E’Twaun Moore adds buckets to Suns’ 2nd unit, increases versatility
The Phoenix Suns were going to be one of the big winners of the NBA offseason no matter what they did after Saturday. Adding Chris Paul in a trade and getting good value out of the full mid-level exception in Jae Crowder will do that for ya.
But they bolstered their case even more with the reported signing of E’Twaun Moore.
Last season, the Suns were 6.8 points per 100 possessions worse when Ricky Rubio was off the court. It was 6.5 for Devin Booker.
Phoenix was a playoff team when those guys were on the court together, but when one came off, they were worse. And when both were off, they were a trainwreck.
Adding a better third guard was a must, a burden softened by the way bubble addition Cameron Payne played over eight games in Orlando. That sample size, though, should not have been enough to hedge the second unit’s backcourt entirely on, and it looks like Jones agreed.
Moore provides the Suns a third player who can create his own offense off the bounce outside of Paul and Booker. While he’s not a point guard who will run the offense, he’s a bucket, and an efficient one at that.
Moore’s career shooting numbers are 45.5% from the field and 39.0% at three-point range. That’s fairly impressive for a guard that’s never taken over 10 shots per game over nine seasons.
It’s all about craft and skill with Moore. He’s one of the NBA’s undisputed floater kings. Moore has taken at least 23% of his shots from the short mid-range area in his last eight seasons, a high, rare number that even got into the 30s in four of those years.
As you might expect, his proficiency there is just about unmatched, shooting 43%, 48% and 53% from there in his prior three seasons, respectively.
New Orleans loved to use Moore in off-ball motion, clearing his path to his comfort zone on runners.
He is the definition of a get to your spot scorer. Once he gets within 3-9 feet, his elite touch takes over.
My guy has some sauce to his game too if he needs to make room himself.
As you can tell, Moore is not the most conventional guard but the package of on-ball scoring and off-ball spacing is more than enough. In his three seasons for New Orleans, when Moore had fully developed as a shooter, he shot a combined 42.6% on catch-and-shoot three-pointers.
He has his limitations offensively. Moore holds a primary residence in Floaterville, USA, because he does not have the athleticism to finish around the rim. That lack of explosiveness is also there against on-ball defense, where the focus is more on playing at a controlled place and being agile in his initial movements. That’s why Alvin Gentry liked getting Moore moving around screens.
This caps Moore’s playmaking. He’s an extra pass guy if anything, which is still going to be useful, especially in Phoenix’s “0.5” offense.
His turnover percentages have always been good, a key ingredient in a player like him being a net positive offensively. Moore picks his spots, unlike guys in his player archetype that can often get lost in hero ball. That’s not him.

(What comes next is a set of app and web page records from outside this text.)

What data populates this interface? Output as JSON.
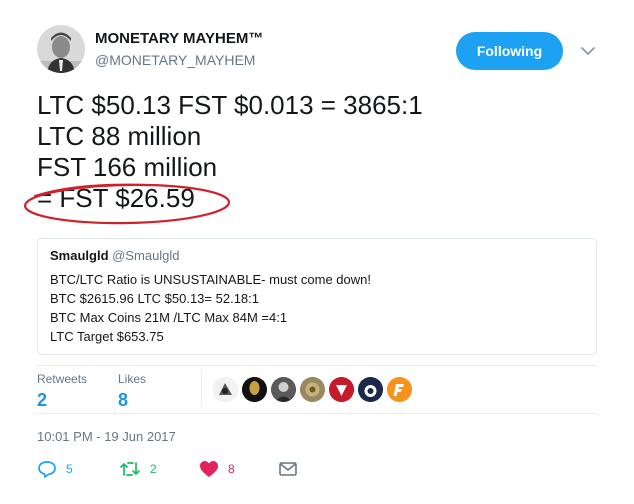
{
  "author": {
    "display_name": "MONETARY MAYHEM™",
    "handle": "@MONETARY_MAYHEM",
    "avatar_icon": "author-avatar"
  },
  "follow_button": {
    "label": "Following",
    "color": "#1da1f2"
  },
  "caret_icon": "chevron-down-icon",
  "tweet": {
    "lines": [
      "LTC $50.13 FST $0.013 = 3865:1",
      "LTC 88 million",
      "FST 166 million",
      "= FST $26.59"
    ],
    "highlight_color": "#d0202a"
  },
  "quote": {
    "name": "Smaulgld",
    "handle": "@Smaulgld",
    "lines": [
      "BTC/LTC Ratio is UNSUSTAINABLE- must come down!",
      "BTC $2615.96 LTC $50.13= 52.18:1",
      "BTC Max Coins 21M /LTC Max 84M =4:1",
      "LTC Target  $653.75"
    ]
  },
  "stats": {
    "retweets": {
      "label": "Retweets",
      "value": "2"
    },
    "likes": {
      "label": "Likes",
      "value": "8"
    }
  },
  "likers": [
    "avatar-1",
    "avatar-2",
    "avatar-3",
    "avatar-4",
    "avatar-5",
    "avatar-6",
    "avatar-7"
  ],
  "timestamp": "10:01 PM - 19 Jun 2017",
  "actions": {
    "reply": {
      "icon": "reply-icon",
      "count": "5",
      "color": "#1da1f2"
    },
    "retweet": {
      "icon": "retweet-icon",
      "count": "2",
      "color": "#17bf63"
    },
    "like": {
      "icon": "heart-icon",
      "count": "8",
      "color": "#e0245e"
    },
    "message": {
      "icon": "envelope-icon",
      "color": "#657786"
    }
  }
}
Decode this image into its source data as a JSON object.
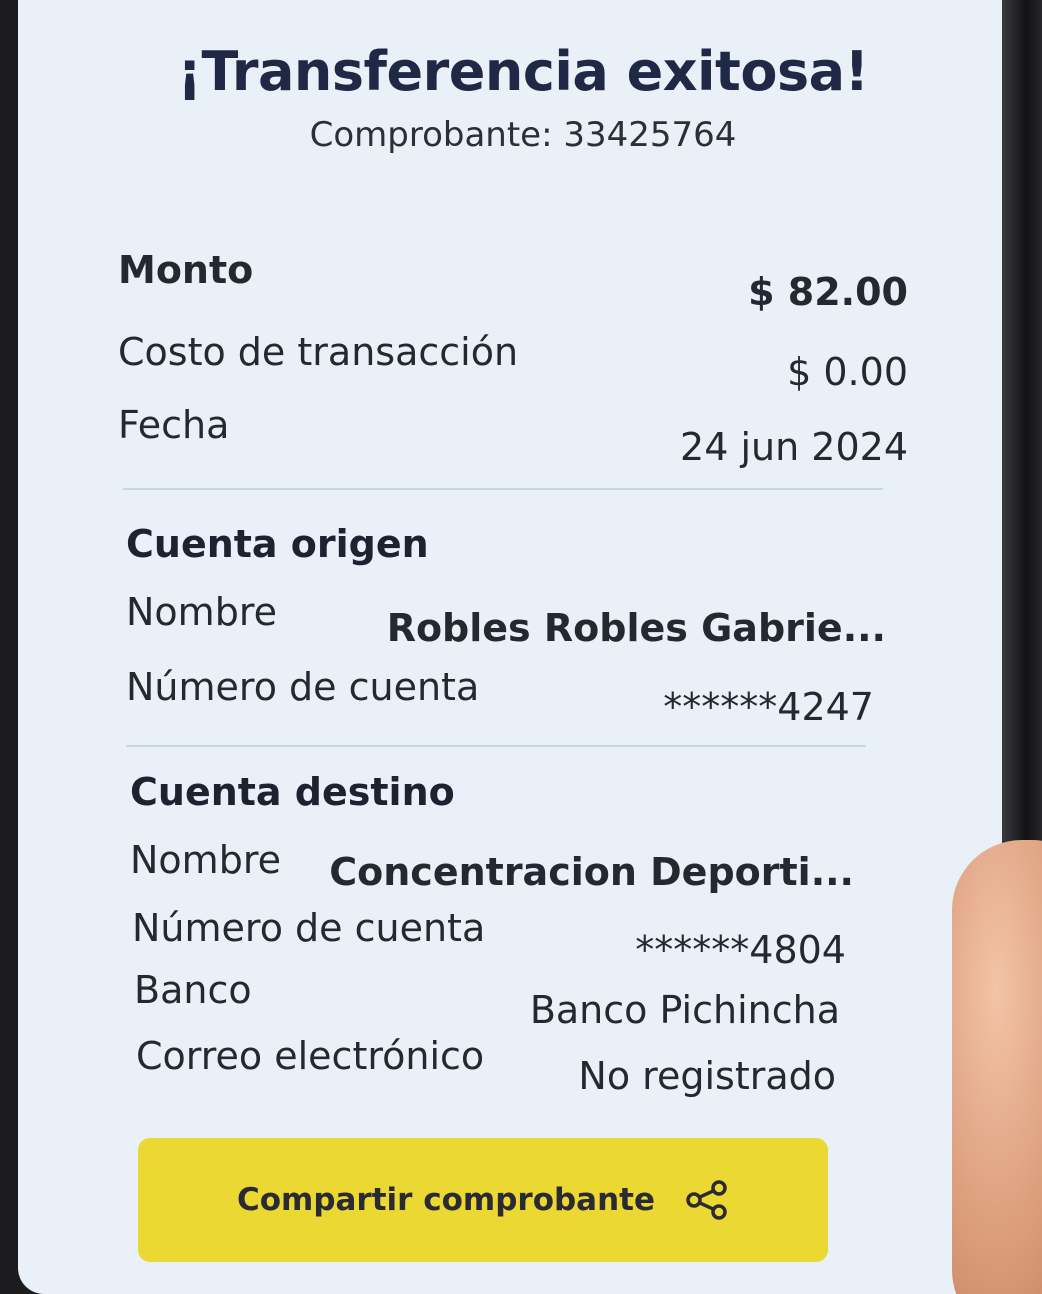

“I think he had a span where he didn’t touch the floor for 2-3 games. Never bothered (him),” Pelicans forward Zion Williamson said of Moore. “He was like, ‘I know my role. I know what I can bring to the team. When the team is ready, they’ll bring me.'”
Moore also likes to mix it up, which is where most of his defensive pluses come in.
In this clip, you’ll see the lack of speed, but he’s being a nuisance and still covering his spots.
With the additions of Paul, Jae Crowder and Moore joining Jevon Carter and Mikal Bridges, the Suns are going to be one of the most annoying teams in the league.
There’s a handful of clips of Moore drawing fouls like this one, where he gets grabbed because he’s just bothering someone too much.
Where Moore slots into the Suns’ pecking order on the depth chart is unclear. As a combo, he’s likely competing with minutes for Jevon Carter, who earned his own share of minutes for his play last season as a defender and shooter. While Payne is more of a score-first point guard, he can still initiate some things, where he’ll likely separate himself.
Regardless, general manager James Jones values depth on a roster. And with that, he gives his head coach Monty Williams a variety of skills and plenty of lineup possibilities. Assuming Dario Saric is back, this is a deep team.
That’s a pretty remarkable thing to say considering you couldn’t construct a Suns team using all of 2014-18 that is as good as this one. Jones has had himself one heck of an offseason.